عنوان مقاله [English]
What is important in cultural and media studies is the way of representing roles, petty groups, groups, relatives, gender, and so on. Nowadays, when the child's audience reaches the point, the importance of these teachings is doubled, as children watch their favorite genre of "animation" in-school curricula on roles, stereotypes and gender identity. The purpose of this article is to compare the animations of "life skills for children" and "children of Flowers Building" from the perspective of gender. The present paper focuses on the qualitative analysis and the cognitive approach based on John Fisk's array to examine and review the common gender stereotypes in the two sets. For this purpose, all parts of the two animations have been studied. The results of the research show that in both programs, women and men are represented in terms of the number of characters almost equally. In a series of life skills for men, men are often represented with superior and more relevant attributes such as the power of high-thinking and decision-making, knowledge and aptitude, high self-esteem, wide social communication, and cheerfulness. The women's representations are often blurred with traditional gender stereotypes such as groaning, rumors, intercourse, personal independence, abstention, lack of control over anger and aggression, crying during troubles, and disorientation. In contrast to animation, golfers have a more positive and egalitarian approach to gender. Men are depicted in this collection with characteristics such as family-friendliness, appreciation, the principles of rituals and sociality, and their esteem and support.
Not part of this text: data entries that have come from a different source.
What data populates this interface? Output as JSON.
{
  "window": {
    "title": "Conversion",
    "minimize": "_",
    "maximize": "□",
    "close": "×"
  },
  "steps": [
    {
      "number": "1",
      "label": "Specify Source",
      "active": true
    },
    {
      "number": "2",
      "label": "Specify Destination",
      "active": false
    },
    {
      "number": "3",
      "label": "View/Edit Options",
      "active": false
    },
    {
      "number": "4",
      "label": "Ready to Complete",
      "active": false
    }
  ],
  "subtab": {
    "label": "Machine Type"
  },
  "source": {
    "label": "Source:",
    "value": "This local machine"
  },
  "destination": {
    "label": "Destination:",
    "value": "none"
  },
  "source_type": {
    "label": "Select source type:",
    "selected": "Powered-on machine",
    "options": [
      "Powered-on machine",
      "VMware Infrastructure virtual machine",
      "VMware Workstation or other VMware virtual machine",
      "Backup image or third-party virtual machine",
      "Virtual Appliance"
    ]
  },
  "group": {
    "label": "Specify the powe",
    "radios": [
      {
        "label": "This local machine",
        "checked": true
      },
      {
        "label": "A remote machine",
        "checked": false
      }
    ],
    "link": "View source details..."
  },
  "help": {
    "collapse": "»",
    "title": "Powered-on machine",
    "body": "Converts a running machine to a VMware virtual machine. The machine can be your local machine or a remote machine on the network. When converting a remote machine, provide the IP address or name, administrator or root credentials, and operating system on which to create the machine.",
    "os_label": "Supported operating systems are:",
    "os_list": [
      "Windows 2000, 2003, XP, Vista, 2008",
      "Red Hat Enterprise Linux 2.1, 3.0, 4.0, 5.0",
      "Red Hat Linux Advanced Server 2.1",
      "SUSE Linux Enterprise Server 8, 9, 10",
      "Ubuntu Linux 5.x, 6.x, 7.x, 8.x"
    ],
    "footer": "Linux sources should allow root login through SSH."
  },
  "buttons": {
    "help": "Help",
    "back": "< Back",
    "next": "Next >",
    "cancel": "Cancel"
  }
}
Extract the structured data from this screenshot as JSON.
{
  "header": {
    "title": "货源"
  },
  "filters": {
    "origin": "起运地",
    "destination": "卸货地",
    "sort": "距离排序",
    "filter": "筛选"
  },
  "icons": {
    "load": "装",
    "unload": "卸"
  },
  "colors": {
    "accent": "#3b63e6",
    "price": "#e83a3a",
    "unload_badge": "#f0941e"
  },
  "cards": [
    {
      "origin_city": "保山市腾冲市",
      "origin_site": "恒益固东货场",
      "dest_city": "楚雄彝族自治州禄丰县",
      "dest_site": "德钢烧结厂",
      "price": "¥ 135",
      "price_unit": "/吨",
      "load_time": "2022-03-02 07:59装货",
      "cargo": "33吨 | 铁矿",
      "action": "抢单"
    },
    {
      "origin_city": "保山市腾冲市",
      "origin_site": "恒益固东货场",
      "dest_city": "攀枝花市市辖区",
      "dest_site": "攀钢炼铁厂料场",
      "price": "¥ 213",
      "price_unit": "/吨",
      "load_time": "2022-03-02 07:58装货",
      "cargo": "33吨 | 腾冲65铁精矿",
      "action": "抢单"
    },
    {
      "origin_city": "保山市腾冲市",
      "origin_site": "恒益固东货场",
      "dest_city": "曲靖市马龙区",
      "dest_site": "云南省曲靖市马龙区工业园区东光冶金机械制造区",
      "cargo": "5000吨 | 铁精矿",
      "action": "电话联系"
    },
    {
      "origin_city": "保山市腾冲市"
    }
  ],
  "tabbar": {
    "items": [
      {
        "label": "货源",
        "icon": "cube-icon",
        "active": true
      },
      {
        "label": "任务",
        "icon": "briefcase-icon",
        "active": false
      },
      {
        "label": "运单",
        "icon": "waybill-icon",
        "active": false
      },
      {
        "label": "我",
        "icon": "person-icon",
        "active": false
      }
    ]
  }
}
In representing women, it represents such attributes as beauty and adornment, futurism, attention to detail, equipping with multiple skills, self-control and rationality, and motivation.